__The input__.
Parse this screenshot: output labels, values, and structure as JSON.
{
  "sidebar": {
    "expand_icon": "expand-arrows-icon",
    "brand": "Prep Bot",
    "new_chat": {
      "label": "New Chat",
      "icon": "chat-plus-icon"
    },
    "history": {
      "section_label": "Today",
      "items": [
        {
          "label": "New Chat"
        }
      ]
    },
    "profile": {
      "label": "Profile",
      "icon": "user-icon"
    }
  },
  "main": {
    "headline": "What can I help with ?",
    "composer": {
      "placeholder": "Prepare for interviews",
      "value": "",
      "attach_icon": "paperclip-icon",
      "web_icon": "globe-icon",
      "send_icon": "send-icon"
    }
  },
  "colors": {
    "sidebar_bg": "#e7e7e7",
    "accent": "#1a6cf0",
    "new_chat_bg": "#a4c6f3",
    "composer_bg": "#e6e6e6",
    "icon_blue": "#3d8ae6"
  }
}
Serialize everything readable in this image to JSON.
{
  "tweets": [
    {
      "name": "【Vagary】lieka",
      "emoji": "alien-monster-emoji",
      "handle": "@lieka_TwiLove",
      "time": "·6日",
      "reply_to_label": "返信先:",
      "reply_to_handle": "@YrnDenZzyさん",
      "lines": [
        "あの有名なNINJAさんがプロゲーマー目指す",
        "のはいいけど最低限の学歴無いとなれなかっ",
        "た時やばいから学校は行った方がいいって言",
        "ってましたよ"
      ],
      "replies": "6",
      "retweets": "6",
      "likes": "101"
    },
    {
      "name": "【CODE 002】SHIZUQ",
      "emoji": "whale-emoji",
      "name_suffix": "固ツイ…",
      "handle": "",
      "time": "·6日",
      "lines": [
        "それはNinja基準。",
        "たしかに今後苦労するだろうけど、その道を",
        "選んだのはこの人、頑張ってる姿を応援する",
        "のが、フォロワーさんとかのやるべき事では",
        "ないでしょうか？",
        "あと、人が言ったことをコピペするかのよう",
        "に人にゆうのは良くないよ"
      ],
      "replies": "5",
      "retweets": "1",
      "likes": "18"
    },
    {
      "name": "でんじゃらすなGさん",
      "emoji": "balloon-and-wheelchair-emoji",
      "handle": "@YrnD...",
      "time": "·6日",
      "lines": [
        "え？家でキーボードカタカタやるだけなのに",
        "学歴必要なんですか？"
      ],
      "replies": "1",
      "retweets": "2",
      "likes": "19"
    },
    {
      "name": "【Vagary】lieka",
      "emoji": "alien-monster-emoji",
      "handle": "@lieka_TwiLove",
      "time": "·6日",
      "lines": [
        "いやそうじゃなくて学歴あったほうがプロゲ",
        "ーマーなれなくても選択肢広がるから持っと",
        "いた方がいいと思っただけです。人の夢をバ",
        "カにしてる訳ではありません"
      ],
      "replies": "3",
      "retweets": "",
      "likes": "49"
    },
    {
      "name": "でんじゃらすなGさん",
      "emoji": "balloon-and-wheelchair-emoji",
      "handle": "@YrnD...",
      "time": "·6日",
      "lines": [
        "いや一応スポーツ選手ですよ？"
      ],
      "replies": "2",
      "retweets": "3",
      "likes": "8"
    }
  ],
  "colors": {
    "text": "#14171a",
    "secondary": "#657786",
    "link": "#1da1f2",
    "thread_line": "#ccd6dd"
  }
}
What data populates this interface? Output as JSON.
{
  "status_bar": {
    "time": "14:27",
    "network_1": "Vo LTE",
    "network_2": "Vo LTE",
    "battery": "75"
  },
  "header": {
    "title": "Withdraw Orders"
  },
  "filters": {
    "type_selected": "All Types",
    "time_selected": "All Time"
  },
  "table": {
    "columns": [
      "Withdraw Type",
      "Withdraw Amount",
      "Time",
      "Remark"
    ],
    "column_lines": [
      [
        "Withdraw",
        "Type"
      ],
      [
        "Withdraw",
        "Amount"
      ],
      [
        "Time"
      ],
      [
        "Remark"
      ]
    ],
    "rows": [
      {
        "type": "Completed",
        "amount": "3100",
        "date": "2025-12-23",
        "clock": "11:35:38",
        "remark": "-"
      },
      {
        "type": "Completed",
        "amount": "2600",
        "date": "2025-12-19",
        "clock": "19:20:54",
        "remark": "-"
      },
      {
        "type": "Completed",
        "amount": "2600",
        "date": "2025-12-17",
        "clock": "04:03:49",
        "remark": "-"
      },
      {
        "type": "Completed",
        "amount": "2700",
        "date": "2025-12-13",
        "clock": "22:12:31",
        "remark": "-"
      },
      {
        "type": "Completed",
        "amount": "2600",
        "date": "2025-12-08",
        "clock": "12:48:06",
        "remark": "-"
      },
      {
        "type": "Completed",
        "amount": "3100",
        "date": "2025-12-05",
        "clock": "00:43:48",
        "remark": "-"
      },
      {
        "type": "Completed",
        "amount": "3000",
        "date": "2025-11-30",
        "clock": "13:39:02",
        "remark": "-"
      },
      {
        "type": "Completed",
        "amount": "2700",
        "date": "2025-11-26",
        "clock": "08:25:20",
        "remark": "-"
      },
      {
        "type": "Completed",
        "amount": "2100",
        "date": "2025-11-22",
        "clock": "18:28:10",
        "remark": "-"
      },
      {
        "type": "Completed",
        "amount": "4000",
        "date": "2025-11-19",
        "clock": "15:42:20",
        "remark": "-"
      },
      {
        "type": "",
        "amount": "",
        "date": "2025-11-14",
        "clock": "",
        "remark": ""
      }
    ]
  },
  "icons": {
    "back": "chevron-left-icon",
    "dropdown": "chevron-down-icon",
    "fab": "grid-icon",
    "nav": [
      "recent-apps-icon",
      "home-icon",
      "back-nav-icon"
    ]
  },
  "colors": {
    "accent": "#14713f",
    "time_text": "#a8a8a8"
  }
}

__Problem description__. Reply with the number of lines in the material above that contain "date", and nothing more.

__Answer for the task__. 11